Element data from apps and pages
* * * * * * * * *
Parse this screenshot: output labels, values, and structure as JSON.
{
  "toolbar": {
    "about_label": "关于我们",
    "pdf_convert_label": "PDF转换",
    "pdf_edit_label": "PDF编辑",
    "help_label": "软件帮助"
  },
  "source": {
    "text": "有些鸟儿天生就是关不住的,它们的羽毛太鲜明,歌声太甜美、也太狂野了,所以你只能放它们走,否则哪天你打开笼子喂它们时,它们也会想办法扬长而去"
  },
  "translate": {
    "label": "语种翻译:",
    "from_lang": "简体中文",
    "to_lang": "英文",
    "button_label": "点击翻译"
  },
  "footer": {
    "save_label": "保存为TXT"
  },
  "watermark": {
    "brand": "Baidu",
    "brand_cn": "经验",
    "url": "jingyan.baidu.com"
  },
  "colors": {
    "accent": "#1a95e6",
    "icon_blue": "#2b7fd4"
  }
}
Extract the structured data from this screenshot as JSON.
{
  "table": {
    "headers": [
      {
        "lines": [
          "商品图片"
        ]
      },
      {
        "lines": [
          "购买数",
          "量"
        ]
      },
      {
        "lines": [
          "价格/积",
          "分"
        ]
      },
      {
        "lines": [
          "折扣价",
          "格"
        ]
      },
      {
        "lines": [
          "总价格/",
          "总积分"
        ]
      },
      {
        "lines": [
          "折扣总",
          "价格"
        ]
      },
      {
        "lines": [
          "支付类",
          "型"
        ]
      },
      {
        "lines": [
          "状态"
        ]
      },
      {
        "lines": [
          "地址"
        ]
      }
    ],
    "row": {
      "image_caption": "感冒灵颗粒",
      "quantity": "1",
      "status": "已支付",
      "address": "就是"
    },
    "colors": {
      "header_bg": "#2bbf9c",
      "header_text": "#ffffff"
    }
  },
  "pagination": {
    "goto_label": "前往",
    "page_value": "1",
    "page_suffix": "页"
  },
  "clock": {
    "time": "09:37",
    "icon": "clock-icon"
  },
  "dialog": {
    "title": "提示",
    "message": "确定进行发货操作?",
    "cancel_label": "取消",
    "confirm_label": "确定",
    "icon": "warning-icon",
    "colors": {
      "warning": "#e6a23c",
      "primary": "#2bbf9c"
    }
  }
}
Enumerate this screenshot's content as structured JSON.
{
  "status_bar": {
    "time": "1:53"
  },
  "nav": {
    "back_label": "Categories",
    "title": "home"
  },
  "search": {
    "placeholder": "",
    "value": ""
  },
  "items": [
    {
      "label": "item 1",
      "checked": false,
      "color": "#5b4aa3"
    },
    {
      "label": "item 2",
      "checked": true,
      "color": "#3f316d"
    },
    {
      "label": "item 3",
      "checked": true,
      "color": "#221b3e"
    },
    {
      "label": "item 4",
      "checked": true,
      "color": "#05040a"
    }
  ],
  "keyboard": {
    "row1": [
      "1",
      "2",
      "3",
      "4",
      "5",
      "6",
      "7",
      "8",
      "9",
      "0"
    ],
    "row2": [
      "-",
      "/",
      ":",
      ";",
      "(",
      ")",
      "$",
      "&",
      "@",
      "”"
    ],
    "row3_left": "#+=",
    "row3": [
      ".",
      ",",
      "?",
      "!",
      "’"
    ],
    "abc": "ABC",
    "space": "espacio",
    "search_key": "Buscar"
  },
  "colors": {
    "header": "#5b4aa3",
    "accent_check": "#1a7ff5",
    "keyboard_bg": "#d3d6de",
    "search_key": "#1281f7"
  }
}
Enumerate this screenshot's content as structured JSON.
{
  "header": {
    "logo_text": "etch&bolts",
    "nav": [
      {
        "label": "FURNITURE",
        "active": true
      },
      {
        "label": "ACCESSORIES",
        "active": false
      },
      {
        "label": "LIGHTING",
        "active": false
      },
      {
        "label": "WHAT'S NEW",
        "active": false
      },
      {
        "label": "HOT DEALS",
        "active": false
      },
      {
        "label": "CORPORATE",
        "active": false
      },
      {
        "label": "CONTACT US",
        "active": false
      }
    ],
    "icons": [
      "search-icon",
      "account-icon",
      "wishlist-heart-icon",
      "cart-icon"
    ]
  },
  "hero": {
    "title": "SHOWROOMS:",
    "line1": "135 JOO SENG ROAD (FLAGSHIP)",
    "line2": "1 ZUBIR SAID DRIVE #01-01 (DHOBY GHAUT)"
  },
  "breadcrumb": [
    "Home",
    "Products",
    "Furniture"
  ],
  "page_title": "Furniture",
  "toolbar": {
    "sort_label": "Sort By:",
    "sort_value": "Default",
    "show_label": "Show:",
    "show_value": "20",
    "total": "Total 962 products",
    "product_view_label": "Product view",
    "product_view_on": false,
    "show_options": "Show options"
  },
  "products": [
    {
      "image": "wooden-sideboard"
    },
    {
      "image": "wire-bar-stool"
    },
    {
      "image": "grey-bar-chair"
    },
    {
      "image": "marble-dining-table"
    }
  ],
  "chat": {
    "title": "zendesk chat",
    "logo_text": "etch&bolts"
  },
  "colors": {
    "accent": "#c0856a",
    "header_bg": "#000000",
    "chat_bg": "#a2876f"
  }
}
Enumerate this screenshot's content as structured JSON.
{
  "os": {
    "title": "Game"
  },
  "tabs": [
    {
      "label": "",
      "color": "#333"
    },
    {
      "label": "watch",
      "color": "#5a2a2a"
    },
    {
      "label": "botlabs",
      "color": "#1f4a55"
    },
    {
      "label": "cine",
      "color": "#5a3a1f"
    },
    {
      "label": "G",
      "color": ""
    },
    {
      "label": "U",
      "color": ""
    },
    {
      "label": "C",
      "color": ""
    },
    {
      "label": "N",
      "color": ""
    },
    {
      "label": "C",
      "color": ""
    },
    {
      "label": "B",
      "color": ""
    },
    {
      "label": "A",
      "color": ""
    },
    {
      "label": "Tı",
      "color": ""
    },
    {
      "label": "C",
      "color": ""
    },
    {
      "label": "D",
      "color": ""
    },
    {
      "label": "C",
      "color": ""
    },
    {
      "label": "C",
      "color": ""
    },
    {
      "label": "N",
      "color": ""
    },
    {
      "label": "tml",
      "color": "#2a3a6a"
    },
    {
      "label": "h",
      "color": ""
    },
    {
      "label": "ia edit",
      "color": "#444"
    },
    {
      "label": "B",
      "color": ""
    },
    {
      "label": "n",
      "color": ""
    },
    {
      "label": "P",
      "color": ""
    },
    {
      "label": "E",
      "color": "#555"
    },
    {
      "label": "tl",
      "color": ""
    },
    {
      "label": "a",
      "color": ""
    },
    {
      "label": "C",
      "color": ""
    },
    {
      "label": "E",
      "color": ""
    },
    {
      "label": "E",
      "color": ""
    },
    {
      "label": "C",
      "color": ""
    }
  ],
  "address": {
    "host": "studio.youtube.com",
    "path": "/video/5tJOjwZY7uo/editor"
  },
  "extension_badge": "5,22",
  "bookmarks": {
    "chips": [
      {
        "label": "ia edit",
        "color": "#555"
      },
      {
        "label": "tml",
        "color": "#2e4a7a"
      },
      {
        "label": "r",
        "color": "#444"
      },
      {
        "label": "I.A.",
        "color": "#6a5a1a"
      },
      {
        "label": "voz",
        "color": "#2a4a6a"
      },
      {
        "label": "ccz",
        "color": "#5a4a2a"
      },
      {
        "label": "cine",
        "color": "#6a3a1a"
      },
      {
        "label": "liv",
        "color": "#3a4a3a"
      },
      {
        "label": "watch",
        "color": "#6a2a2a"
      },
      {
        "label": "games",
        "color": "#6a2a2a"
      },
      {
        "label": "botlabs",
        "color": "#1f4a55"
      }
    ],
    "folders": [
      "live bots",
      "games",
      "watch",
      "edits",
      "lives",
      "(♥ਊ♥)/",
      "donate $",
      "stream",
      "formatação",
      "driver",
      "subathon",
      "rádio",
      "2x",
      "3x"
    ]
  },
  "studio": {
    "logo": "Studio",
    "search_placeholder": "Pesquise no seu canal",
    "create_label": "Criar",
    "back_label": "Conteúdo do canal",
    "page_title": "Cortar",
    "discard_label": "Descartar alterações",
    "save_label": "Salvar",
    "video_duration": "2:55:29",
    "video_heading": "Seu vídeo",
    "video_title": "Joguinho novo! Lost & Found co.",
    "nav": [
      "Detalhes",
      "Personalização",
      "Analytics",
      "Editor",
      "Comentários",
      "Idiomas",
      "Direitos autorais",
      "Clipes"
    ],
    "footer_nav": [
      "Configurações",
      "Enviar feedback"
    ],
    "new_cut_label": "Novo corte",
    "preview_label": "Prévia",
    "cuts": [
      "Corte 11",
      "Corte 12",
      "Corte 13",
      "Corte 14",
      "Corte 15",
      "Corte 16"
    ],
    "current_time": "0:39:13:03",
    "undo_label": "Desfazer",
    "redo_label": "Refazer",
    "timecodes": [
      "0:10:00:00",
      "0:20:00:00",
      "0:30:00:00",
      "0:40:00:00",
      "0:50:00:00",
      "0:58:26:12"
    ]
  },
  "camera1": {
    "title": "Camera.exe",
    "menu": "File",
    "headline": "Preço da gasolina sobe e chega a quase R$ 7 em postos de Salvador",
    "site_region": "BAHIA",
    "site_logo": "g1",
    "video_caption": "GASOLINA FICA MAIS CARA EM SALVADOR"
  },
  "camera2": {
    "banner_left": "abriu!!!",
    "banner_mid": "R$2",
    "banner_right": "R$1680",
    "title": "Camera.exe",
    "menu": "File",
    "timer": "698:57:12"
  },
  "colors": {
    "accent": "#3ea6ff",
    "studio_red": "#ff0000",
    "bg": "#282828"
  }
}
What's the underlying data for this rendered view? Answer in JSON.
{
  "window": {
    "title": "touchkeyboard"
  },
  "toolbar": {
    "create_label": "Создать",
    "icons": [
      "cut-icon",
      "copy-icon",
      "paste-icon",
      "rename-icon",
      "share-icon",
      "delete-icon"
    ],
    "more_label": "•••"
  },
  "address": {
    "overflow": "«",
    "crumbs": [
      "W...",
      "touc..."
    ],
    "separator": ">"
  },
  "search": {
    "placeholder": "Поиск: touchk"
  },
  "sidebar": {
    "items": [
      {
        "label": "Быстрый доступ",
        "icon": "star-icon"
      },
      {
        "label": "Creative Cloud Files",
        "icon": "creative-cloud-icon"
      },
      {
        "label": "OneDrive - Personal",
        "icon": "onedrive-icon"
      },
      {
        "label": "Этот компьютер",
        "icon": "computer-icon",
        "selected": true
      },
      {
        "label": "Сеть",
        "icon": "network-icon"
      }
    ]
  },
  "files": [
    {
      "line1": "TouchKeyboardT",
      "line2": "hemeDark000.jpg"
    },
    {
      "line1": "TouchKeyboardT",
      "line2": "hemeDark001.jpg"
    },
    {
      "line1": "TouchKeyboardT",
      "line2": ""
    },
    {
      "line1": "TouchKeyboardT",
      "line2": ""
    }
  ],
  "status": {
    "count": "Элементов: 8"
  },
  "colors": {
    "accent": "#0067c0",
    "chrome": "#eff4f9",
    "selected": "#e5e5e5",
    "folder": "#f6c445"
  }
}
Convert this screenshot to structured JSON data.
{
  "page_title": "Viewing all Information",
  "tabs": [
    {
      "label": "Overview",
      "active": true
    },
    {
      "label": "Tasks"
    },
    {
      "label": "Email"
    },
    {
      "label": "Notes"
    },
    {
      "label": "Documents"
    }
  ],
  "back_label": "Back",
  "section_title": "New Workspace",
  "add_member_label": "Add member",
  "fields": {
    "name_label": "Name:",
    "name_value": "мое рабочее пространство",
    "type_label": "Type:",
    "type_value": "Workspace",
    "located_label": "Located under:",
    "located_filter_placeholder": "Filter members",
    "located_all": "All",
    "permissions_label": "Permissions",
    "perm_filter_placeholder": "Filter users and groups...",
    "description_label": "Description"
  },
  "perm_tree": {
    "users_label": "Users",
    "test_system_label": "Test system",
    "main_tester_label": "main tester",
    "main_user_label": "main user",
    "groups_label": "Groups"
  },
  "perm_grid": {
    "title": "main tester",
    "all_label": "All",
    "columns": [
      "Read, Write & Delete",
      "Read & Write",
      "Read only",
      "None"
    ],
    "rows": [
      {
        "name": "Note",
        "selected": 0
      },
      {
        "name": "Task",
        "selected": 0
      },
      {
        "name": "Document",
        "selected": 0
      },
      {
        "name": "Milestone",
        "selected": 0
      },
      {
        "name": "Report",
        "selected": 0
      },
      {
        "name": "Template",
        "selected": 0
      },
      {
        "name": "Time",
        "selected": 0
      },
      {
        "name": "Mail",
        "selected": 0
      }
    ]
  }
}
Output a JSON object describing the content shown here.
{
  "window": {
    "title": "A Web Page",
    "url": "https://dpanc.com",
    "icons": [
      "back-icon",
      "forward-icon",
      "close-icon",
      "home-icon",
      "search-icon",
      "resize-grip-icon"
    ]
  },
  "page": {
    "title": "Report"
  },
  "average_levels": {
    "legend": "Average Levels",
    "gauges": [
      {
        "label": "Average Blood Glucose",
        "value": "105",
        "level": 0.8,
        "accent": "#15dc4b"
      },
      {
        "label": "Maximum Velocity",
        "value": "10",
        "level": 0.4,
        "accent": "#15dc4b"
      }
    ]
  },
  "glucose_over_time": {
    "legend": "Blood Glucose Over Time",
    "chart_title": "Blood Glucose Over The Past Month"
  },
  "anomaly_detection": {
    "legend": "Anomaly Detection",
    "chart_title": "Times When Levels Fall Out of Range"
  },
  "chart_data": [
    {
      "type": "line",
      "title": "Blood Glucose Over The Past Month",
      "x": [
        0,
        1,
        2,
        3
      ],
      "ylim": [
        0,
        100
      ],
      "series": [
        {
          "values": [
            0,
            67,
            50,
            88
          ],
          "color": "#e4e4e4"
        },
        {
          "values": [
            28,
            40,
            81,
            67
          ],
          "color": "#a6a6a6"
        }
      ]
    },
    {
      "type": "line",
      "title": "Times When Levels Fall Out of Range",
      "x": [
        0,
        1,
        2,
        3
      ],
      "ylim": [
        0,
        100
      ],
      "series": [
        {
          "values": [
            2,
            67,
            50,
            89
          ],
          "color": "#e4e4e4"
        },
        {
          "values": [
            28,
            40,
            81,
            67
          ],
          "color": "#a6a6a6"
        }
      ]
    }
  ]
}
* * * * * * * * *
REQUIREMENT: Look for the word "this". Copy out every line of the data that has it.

EXERCISE ANSWER:
Parse this screenshot: output labels, values, and structure as JSON.
Extract the structured data from this screenshot as JSON.
Enumerate this screenshot's content as structured JSON.
Enumerate this screenshot's content as structured JSON.
Enumerate this screenshot's content as structured JSON.
What's the underlying data for this rendered view? Answer in JSON.
Convert this screenshot to structured JSON data.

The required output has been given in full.